Say how many lines in the entries hold the string "Enrollment", giving the number by itself.

Recorded data
---+---
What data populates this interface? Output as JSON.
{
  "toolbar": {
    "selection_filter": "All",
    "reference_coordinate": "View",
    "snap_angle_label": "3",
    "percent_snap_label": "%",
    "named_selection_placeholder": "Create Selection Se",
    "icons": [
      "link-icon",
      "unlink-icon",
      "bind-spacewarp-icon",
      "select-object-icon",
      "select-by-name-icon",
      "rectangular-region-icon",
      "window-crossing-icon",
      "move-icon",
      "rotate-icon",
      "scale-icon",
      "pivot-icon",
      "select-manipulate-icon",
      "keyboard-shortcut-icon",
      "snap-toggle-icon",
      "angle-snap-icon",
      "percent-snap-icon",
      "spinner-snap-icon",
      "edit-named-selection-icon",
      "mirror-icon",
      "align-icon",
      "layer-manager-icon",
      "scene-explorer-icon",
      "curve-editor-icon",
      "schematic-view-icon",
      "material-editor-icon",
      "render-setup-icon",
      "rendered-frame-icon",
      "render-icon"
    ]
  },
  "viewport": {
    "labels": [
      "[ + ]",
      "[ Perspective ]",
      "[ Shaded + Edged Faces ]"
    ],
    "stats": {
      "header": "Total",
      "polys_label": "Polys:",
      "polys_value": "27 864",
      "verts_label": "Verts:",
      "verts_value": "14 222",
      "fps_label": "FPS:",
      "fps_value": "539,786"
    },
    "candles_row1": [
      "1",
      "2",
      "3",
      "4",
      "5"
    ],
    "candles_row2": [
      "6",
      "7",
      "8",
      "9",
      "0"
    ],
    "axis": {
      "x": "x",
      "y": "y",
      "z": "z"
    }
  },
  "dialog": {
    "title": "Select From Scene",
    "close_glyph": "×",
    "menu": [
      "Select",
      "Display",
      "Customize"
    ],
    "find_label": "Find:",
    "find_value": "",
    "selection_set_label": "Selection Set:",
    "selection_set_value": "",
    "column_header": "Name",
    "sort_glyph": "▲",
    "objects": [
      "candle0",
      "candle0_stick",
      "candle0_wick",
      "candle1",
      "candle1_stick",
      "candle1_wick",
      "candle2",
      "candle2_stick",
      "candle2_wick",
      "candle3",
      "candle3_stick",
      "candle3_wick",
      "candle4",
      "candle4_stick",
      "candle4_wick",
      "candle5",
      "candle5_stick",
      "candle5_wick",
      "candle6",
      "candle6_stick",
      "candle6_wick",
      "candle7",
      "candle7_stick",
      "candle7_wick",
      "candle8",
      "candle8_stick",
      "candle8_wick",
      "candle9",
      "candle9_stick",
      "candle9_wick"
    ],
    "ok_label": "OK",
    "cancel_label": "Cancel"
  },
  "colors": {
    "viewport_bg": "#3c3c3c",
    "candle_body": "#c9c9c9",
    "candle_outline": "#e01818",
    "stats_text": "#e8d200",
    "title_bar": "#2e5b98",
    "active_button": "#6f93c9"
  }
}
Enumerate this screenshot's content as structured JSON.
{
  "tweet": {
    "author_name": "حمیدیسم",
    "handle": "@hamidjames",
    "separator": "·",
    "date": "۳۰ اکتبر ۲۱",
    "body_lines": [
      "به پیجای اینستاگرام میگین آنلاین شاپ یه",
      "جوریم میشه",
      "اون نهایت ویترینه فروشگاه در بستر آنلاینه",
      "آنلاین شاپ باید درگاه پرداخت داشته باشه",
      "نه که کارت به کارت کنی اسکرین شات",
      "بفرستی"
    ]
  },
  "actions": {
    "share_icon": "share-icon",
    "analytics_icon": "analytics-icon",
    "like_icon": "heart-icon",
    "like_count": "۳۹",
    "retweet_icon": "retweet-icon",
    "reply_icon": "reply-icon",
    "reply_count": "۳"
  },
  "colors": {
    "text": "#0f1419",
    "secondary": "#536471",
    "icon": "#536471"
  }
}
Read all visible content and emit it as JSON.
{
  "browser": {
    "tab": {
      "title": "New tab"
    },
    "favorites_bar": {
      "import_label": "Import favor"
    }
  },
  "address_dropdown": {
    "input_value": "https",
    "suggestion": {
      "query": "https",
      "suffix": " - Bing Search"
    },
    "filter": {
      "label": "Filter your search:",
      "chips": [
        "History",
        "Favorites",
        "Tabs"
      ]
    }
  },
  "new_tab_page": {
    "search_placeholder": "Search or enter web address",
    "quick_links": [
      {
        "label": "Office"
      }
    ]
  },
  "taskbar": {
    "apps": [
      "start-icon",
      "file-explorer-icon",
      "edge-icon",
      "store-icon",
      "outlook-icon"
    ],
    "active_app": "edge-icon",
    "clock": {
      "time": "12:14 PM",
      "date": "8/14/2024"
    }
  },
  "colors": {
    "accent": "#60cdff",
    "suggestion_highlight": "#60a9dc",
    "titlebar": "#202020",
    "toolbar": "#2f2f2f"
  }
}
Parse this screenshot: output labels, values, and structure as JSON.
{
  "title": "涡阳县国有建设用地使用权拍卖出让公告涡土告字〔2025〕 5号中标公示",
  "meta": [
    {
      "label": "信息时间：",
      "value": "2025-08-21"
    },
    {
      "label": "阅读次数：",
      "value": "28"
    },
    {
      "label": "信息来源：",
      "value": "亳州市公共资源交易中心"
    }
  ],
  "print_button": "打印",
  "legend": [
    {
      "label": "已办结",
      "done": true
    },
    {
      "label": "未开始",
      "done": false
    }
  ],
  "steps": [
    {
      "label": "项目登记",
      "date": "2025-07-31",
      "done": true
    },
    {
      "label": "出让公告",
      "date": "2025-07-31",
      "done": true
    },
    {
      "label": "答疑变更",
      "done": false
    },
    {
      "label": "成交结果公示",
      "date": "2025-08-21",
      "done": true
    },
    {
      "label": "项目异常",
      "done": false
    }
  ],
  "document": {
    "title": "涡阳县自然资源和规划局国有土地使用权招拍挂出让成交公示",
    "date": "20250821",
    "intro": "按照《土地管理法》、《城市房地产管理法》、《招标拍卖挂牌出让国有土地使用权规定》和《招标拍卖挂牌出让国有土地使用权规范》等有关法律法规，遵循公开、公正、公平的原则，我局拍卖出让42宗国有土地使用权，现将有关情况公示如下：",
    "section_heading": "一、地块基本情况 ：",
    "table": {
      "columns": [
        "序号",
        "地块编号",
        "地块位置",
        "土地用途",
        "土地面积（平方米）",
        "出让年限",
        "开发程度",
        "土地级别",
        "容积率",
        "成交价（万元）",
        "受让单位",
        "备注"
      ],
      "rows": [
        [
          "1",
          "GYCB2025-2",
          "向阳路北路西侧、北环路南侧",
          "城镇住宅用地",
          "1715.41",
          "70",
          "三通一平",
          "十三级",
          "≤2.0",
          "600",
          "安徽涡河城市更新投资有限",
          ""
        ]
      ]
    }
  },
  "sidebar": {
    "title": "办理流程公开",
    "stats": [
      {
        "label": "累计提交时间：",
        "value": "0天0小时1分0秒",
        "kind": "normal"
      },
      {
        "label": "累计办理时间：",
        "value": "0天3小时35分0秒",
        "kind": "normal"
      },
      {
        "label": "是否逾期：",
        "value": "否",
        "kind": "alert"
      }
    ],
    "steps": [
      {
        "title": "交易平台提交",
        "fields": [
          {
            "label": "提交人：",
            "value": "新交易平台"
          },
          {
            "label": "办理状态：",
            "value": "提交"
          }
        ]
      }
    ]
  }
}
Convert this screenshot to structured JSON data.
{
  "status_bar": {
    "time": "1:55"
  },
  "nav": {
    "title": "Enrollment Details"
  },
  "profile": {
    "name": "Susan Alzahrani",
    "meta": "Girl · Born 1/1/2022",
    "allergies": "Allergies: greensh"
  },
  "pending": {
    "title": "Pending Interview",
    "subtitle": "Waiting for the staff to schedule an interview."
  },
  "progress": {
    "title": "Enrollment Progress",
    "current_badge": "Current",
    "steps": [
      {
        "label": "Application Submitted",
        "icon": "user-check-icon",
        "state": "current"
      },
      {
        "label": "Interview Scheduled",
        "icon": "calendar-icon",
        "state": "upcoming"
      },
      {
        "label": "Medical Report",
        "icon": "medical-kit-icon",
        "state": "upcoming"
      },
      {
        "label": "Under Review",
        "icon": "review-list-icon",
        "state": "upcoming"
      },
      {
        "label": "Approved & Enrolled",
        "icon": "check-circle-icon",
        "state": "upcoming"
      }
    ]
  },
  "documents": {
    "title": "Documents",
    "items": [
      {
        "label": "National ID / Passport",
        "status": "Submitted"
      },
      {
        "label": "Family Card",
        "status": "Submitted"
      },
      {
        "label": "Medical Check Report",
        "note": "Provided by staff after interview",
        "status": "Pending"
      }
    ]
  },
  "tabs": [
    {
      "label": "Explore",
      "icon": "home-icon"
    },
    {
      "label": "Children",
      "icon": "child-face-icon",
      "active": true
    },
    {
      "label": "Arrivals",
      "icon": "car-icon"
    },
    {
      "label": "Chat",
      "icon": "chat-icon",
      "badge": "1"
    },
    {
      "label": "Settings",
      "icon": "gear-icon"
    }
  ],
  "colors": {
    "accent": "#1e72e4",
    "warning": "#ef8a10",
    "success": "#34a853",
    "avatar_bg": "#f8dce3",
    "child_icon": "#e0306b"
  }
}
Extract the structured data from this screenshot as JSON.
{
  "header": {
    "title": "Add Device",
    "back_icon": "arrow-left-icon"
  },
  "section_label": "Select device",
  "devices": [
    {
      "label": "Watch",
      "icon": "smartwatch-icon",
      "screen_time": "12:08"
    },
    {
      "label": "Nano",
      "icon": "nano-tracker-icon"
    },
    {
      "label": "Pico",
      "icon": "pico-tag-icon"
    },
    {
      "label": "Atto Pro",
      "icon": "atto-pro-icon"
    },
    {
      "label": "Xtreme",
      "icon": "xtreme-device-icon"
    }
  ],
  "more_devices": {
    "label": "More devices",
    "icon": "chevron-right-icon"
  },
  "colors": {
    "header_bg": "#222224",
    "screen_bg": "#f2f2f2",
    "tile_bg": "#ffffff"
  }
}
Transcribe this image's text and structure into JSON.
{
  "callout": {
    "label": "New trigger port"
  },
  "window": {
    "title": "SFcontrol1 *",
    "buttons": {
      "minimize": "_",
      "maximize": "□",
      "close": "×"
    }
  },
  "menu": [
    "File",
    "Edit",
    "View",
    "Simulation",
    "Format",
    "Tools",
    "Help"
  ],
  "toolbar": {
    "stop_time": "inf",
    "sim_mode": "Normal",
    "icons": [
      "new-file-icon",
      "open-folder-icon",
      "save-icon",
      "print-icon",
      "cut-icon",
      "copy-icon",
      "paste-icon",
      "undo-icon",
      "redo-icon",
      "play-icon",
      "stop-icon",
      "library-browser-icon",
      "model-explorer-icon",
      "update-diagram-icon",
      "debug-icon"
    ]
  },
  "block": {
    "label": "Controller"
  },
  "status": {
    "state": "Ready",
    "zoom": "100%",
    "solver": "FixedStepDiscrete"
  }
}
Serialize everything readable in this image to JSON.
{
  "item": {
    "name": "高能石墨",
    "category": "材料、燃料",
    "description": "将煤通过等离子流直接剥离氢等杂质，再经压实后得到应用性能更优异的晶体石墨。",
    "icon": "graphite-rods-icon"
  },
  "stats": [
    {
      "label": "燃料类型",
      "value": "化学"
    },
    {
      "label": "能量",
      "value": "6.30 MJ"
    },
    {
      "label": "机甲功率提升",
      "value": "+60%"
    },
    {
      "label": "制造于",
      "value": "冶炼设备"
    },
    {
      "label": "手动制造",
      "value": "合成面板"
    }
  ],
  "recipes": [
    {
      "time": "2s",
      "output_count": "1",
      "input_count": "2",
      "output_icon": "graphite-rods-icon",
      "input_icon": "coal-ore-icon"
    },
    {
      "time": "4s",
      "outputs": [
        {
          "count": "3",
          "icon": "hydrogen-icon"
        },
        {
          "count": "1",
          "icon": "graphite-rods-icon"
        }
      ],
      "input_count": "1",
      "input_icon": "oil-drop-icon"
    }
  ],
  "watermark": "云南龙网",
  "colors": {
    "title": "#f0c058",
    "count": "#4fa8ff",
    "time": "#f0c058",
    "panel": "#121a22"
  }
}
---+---
**Reply:** 2